Boots and His Brothers: A Tale from Norway

Boots and His Brothers: A Tale from Norway

by Eric A. Kimmel, Kimberly Bulcken Root

Editorial Reviews

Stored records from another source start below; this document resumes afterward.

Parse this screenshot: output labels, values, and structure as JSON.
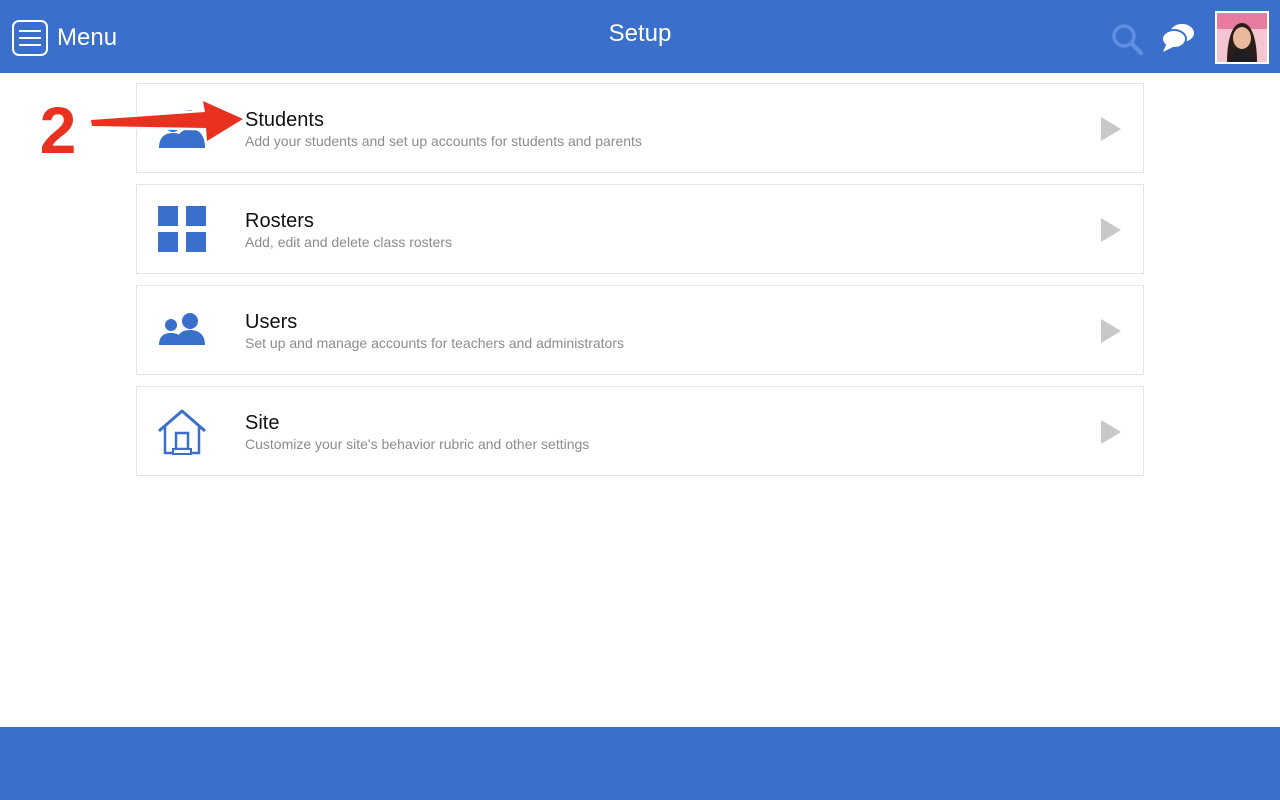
{
  "header": {
    "menu_label": "Menu",
    "title": "Setup",
    "icons": {
      "menu": "hamburger-icon",
      "search": "search-icon",
      "messages": "chat-bubbles-icon",
      "avatar": "user-avatar"
    }
  },
  "items": [
    {
      "title": "Students",
      "description": "Add your students and set up accounts for students and parents",
      "icon": "students-icon"
    },
    {
      "title": "Rosters",
      "description": "Add, edit and delete class rosters",
      "icon": "grid-icon"
    },
    {
      "title": "Users",
      "description": "Set up and manage accounts for teachers and administrators",
      "icon": "users-icon"
    },
    {
      "title": "Site",
      "description": "Customize your site's behavior rubric and other settings",
      "icon": "house-icon"
    }
  ],
  "annotation": {
    "step": "2"
  },
  "colors": {
    "brand": "#3a6fcc",
    "annotation": "#e8321f",
    "chevron": "#c8c8c8",
    "description": "#8c8c8c"
  }
}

Publishers Weekly - Publisher's Weekly
Readers will recognize a familiar folktale plot as Boots and his two rude brothers set off to seek their fortunes. Boots treats an old woman they meet with kindness--his siblings, of course, behaving roughly toward her--and she gives him advice, which he follows to obtain three magic tools to accomplish three impossible tasks. His brothers inevitably fail at the tasks and have dogs set on them; Boots predictably succeeds. Kimmel's straightforward telling is somewhat short on drama and humor--the author of Hershel and the Hanukkah Goblins is not in top form here. Root's deeply shadowed, brooding illustrations, reminiscent of Henrik Drescher in their skewed perspectives and stylization, add welcome theatrics with such scenes as a dynamic jumble of trees felled by an enchanted ax. It is this idiosyncratic artwork that will most engage the reader. Ages 4-8. (Apr.)
Children's Literature - Debra Briatico
In this Norwegian tale, three brothers set off to seek their fortune in the world. The two oldest brothers are rude and rough, but the youngest boy, Boots, is kind. One day the three brothers encounter a beggar woman, who tells them of a king willing to pay a rich reward to anyone who can accomplish three tasks--chop down the giant tree that shades his castle, dig a deep well in the iron mountain, and fill the well with sweet water. Boots, who is kind to the woman, listens carefully to her advice: "Whenever you ask a question, do not rest until you find the answer." On their way to the king's castle, Boots heeds the woman's advice and finds a special ax, spade, and walnut. When they arrive at the castle, the two older brothers try their best at chopping down the tree, but they both fail miserably and are chased off the premises by dogs. Boots uses his three magical objects to accomplish the three tasks and receives a mighty reward.
School Library Journal - School Library Journal
Gr 1-5-- A fairly faithful retelling of a traditional Norwegian tale. When the king offers half of his realm to anyone who can cut down a huge oak tree and make a well near his castle, Boots and his two brothers set out to win their fortunes. Kimmel uses relaxed, descriptive language; he admits to making changes in the tale, as have other notable writers such as Gudrun Thorne-Thomsen and the D'Aulaires. While the alterations don't severely impair the story, they do lessen its impact. The elimination of the role of the princess (whom Boots marries in other versions) and the brothers' now-mild punishments (instead of death or banishment) may make this version palatable to modern sensibilities but at a cost to the primal power of the original. Root's atmospheric pen-and-ink watercolors use dark, saturated colors, in a style similar to that of Winslow Homer, especially in her use of sky to set the mood. Her drawing technique is reminiscent of that used by drypoint printmakers, with thin, lyrical lines defining the contours of each object. The figures are stylized and often depicted in shadow. The illustrations are occasionally small and tend to capture incidental details instead of conveying the broader action of the story. Also, while Root's style is an interesting and accomplished one, it sometimes fails to connect fully with the text. Caveats aside, new life has been given to an important folktale and readers should be intrigued by it.-- Denise Anton Wright, Milner Library, Illinois State University, Normal

Read More

Product Details

Holiday House, Inc.
Publication date:
Edition description:
1st ed
Product dimensions:
8.73(w) x 11.27(h) x 0.33(d)
Age Range:
5 - 8 Years

Customer Reviews

Average Review:

Write a Review

and post it to your social network


Most Helpful Customer Reviews

See all customer reviews >